Peace In The Valley

Definitely the best-known, most-recorded song on the album, this 1937 Thomas A.Dorsey tune was originally released to no interest by the Flying Clouds of Detroit in 1946, then became a million-selling number one country hit for Red Foley in 1951. When Elvis recorded it in '58 Scotty Moore ripped off the Red Foley guitar intro note for note, so I feel perfectly justified in doing exactly the same.
The chorus on this tune features an understated part from a mystery accordion player. Well, he was always going to, wasn't he?

Joe Louis

When the Dixieaires recorded this in 1947 it would have been a daring piece of contemporary social commentary with its overt relation of the struggles of the Children of Israel to black champions overcoming white supremacy. It's still a great tune, and the only one where I used backing vocals because that relationship is central to the song.

Something Within

This is the other really important message on the album. I first heard this performed by the Flying Clouds of Detroit, we used that version as the intro tape for the Proclaimers live shows 88 - 91.
I've completely re-written the second verse so that this song becomes the manifesto for the whole album, which is why it's the last tune.
We also recorded it last, (can't you tell by the state of the voice?) and it's the only track where Keith plays the drums live with Nico and I - all in the same room, no mistakes possible gents. First take, of course.

Session notes for the equipment geek:

Nico Bruce used Bella II, a lovely carved bass from China - Like many middle-aged men he replaced his older British model, Bella, with something more exotic from the Far East...

Neil Weir used a hand-made Taylor Chicago Standard trumpet "the best instrument I have ever had the pleasure of playing".

Keith Burns used a tiny Pearl jazz kit with distant mics only.

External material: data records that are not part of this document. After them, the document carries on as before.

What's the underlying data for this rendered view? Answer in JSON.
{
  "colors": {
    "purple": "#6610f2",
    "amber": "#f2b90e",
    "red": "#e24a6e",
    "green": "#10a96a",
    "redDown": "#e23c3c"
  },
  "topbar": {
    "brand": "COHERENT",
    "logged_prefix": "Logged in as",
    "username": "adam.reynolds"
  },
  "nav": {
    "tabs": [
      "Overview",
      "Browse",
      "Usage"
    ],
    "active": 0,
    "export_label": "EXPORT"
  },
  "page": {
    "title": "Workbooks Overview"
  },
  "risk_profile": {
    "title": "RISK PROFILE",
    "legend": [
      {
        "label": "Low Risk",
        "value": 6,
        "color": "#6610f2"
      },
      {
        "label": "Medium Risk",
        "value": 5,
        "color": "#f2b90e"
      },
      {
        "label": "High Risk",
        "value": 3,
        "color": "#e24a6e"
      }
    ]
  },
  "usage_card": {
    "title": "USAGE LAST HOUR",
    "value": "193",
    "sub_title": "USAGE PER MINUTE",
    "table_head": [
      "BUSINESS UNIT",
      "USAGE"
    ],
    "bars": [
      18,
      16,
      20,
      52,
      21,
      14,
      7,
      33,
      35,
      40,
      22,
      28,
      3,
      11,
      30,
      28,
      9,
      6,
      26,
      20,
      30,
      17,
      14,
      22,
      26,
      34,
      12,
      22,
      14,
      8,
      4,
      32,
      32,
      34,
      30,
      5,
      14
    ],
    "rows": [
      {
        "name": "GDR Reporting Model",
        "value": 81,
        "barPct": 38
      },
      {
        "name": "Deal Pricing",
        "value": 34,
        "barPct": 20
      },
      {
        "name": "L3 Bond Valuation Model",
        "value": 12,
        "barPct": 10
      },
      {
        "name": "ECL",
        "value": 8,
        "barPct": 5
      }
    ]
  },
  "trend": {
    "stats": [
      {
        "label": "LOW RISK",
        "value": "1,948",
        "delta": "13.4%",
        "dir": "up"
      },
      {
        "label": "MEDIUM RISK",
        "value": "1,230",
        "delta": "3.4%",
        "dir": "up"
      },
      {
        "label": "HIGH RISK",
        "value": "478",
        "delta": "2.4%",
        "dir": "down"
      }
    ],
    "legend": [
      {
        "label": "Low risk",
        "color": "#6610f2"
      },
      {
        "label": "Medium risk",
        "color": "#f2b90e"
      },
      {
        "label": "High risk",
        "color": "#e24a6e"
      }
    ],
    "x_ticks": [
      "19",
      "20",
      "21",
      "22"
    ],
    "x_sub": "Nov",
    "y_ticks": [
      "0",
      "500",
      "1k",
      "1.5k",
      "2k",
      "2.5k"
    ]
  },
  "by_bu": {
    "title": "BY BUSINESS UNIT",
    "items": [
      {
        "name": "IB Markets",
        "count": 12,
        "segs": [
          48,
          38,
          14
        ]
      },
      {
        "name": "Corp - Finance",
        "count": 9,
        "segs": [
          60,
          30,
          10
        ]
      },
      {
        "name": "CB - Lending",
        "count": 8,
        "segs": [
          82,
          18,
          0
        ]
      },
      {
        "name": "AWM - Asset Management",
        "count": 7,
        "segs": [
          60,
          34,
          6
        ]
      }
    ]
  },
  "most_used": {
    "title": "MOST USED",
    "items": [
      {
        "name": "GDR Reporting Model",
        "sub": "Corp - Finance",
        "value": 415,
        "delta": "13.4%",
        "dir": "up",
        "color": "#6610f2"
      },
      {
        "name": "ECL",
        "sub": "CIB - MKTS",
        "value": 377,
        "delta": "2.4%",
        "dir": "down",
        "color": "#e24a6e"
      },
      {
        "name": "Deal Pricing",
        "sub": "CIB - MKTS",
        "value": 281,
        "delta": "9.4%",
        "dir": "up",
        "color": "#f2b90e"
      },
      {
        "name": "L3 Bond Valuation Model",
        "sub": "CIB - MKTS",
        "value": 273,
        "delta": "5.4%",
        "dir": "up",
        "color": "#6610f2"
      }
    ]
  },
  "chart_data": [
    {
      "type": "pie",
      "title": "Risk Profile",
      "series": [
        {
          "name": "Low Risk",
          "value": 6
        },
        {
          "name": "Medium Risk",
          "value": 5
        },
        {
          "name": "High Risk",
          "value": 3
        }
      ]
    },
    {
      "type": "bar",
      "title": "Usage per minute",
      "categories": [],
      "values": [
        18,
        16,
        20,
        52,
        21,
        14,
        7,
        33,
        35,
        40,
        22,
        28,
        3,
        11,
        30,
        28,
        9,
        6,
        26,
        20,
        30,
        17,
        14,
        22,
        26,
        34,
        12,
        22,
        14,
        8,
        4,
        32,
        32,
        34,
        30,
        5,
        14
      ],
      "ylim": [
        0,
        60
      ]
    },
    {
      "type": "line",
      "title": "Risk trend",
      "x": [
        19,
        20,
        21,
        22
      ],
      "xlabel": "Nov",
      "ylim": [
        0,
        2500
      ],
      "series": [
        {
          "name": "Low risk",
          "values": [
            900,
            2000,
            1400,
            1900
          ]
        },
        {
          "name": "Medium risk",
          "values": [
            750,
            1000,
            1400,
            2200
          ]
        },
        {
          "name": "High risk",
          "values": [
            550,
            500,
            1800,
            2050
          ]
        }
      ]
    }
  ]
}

I used my 1962 Gibson 355 through a Fender Deluxe Reverb or a Fender Excelsior. And a Martin OM-21.

Stuart Hamilton used some of the wildest looking microphones I've ever seen and mic amps and compressors with huge Bakelite knobs.

Phil Cunningham used his ears and what's between them.